WMATA admits that this level of service cut would probably lead to the fabled “death spiral,” where bad service drives away customers, leading to reduced revenues, which leads to even worse service, ad infinitum to the bottom. What’s more, they actually attempted to produce a graphical representation of a death spiral, which the Eno policy team quite liked:
As mentioned earlier, much of this outlook is shared, to some degree, by most of the other major transit providers in the U.S. Interestingly, the WMATA presentation also estimates how badly some other major providers have it. One slide in the deck shows WMATA’s numbers next to the New York City MTA, San Francisco BART, Chicago CTA, L.A. Metro, Boston MBTA, New Jersey Transit, and Philadelphia SEPTA, for comparison.
The MTA was facing a fiscal cliff that dwarfed everyone else’s. CTA, L.A. Metro, and Jersey Transit are in about the same boat as WMATA, with BART and MBTA doing a little bit better and SEPTA doing better still.
The presentation notes that the New York political system has taken steps to avert MTA’s fiscal cliff permanently, and San Francisco and state leaders have at least kicked the can down the road by one year.
In New York, the deal to avert the cliff included a $1.1 billion per year payroll tax increase on employers in the five boroughs, a one-time $300 million appropriation from the state, a $165 million per year increase in NYC’s contribution for paratransit for two years, $500 million per year starting in 2026 from casino fees, and $400 million per year in operational savings.

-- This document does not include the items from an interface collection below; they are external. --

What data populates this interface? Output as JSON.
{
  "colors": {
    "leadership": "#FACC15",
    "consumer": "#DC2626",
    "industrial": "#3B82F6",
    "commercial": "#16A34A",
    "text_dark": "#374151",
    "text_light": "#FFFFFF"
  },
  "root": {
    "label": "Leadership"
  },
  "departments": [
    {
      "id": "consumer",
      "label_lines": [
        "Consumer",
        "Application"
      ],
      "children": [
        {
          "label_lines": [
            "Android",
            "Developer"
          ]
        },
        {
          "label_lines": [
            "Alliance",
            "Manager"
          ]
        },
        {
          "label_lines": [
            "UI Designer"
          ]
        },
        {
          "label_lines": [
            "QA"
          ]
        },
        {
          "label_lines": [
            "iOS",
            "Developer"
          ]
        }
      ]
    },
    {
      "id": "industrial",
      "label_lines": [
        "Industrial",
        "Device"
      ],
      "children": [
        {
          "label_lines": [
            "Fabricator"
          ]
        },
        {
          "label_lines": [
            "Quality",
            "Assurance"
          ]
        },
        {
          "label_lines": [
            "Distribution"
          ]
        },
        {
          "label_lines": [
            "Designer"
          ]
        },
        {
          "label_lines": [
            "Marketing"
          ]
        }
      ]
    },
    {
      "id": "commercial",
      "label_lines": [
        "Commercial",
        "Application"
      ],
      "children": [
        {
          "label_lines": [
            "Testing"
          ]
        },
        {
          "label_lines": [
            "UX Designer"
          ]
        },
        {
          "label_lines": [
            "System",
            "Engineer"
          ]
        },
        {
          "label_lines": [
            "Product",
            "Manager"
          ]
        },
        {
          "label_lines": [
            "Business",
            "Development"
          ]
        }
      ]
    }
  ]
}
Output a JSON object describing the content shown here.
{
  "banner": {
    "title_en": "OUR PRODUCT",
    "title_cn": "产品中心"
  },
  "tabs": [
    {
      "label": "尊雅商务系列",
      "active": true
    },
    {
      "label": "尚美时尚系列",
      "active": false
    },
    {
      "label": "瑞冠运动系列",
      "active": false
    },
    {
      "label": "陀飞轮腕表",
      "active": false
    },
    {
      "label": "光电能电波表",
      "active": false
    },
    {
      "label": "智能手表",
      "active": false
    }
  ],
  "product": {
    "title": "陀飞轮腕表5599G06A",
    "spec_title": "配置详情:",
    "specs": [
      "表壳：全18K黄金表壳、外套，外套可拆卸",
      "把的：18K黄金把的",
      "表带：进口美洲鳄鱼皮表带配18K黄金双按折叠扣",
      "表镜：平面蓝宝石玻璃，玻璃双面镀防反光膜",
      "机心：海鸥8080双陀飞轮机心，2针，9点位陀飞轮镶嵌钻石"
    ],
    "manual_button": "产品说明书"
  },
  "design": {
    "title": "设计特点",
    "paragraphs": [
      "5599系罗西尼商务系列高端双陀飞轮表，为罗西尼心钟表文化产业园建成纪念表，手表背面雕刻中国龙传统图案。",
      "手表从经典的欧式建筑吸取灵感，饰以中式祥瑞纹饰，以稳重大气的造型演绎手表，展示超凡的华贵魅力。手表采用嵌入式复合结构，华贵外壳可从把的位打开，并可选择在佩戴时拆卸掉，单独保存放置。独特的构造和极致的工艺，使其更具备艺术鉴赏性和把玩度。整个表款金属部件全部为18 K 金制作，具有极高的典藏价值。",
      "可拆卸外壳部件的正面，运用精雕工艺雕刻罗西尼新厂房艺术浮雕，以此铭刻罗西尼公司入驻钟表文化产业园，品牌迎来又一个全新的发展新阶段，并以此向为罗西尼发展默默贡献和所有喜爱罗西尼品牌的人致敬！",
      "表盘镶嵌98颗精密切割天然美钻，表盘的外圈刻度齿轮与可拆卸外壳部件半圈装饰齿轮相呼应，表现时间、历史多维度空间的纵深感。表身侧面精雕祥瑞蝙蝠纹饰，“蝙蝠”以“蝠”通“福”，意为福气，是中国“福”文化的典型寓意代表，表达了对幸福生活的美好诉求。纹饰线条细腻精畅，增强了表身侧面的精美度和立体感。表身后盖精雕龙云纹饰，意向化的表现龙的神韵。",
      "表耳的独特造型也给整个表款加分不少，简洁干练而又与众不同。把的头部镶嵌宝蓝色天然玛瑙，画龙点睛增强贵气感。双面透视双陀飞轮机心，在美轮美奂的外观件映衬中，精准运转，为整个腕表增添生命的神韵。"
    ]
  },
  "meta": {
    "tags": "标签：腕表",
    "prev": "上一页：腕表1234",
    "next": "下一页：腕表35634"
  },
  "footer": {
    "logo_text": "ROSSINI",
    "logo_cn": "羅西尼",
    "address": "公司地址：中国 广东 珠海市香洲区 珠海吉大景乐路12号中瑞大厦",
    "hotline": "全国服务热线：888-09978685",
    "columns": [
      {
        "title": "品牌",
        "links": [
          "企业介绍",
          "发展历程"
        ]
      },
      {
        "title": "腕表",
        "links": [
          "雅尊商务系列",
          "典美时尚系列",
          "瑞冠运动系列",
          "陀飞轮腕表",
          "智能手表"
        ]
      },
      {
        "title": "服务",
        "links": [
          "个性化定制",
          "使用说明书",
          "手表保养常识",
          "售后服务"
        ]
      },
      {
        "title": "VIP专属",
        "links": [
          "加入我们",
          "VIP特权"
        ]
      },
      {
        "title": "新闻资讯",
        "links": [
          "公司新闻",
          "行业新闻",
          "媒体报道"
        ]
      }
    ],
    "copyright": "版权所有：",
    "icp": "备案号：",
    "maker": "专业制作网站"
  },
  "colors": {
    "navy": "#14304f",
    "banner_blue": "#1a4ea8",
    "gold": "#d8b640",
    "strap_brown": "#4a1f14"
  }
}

In California, the new state budget allows transit agencies to convert their state capital funding to meet operational deficits, and also provides $1.1 billion over three years out of the cap-and-trade auction proceeds for capital or operating. This appears to have pushed BART out of fiscal danger for at least one more year (it remains to be seen how this will work for L.A. Metro).
What both the New York and California solutions have in common is that neither of them got any new money from Uncle Sam to fix their transit problems.
Politically speaking, it is important that New York took responsibility and solved its own problem without federal involvement. The New York MTA is either primus inter pares or the 800-pound gorilla of U.S. transit providers (depending on who you ask). In 2019, the MTA (including Metro North, the LIRR, and the MTA bus system) hosted 64 percent of all U.S. mass transit trips (3.79 billion UPT out of 5.97 billion nationally). That’s more than Chicago CTA, L.A. Metro, Boston MBTA, WMATA, SEPTA, Jersey Transit, Atlanta MARTA, Denver RTD, San Fran BART and Muni, and Portland Tri-Met combined, and that still leaves the MTA 1 billion trips ahead.
As a result of that disparity, during COVID, it seemed as if the MTA was in charge of negotiating federal aid on behalf of the entire transit sector. The MTA would tell Majority Leader Schumer’s office how much money they needed, then someone at the MTA or in the Senate would decide what multiplier of the MTA’s number would be needed for the rest of the country, and that is the amount of COVID aid that was provided.
Now that the MTA has fixed its problems, they (presumably) won’t be asking for a bailout from Uncle Sam to avert their fiscal cliff. Politically speaking, this makes it much more difficult for the remainder of the transit sector to get special dispensation from Congress in the future.